Pago Pago, AMERICAN SAMOA — The Commerce Commission, the local government’s regulator for public transportation, will be discussing concerns from the community and bus owners to find a solution to address complaints that aiga buses are not picking up students, especially those from high schools.
Aiga buses not picking up students has been a long standing issue and was even taken up by lawmakers many times in past years. And the issue continues today, with students attempting to flag down aiga buses, which won’t stop to pick them up.
Many bus drivers complain of students not being respectful on the bus especially when there are elderly passengers and there were also concerns with students using foul language on the bus.
A bus driver told Samoa News recently that students, not only become disrespectful inside the bus but they have also caused damage to the bus seats, especially those seats towards the back of the bus.
The same complaints were echoed by two other bus drivers, who further pointed out that another problem they face is when a large group of students get on the bus, the only person that pays the 25 cents for fare, is the last individual getting off the bus.
And these same concerns were shared by bus owners/ operators during a May 9th meeting called by the Commerce Commission, which also heard that the student fare for buses is not sufficient and a student takes up a seat, that could be occupied by an adult passenger paying more.
Asked about the outcome of the meeting with bus owners/ operators, Commerce Department director, Keniseli Lafaele, who is also the Commission chairman, told Samoa News that the Commission will now discuss concerns expressed by users of buses including students, parents and other concerned citizens, and the response from the bus owners and operators.
“The Commission will come up with solutions then have another meeting with bus owners and operators in due course,” he said last Friday.
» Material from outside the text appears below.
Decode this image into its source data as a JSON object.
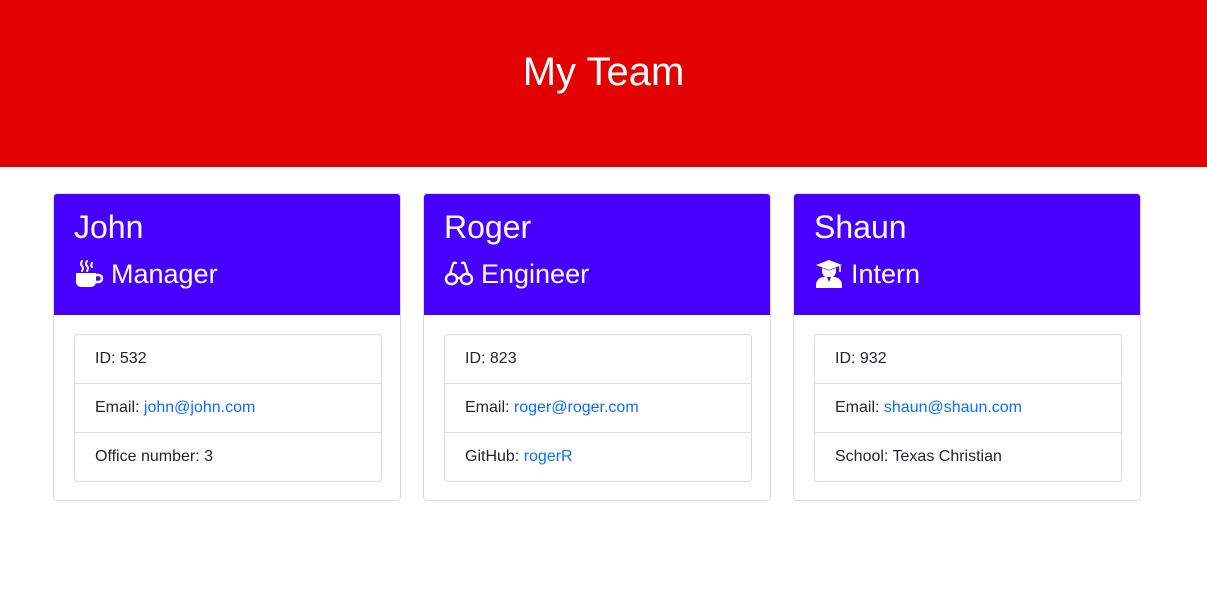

A public hearing should follow and one of the solutions is to raise student fare — or fares in general.”
Asked if the Commission plans to raise student bus fares, Lafaele responded, “That is an option.”
Asked what was the major concern by bus owners was for not picking up students,” Lafaele said, “One of the owner/ operators quipped - ‘we can beat around the bush all morning long but we all know the central issue is the low 25 cents student fare’.”
“That pretty much sums it up, but other reasons mentioned include bad disrespectful behavior, vandalism, and non-payment of fares,” he said and emphasized that the Commission “aims to resolve this issue.”
Two bus owners told Samoa News last week that it’s costly to operate a bus and more expenses are added when they have to make repairs to the interior of the bus, damaged or vandalized by students, who misbehave.
“As the cost of gasoline — or diesel used by many buses — continues to slowly increase, that means additional expenses to cover,” said one bus owner, who believes that the student fare should be increased to at least 50 cents.
As of yesterday, diesel fuel is about $3.70 per gallon and around $3.57 for gasoline at a popular gas station on the western side of the island.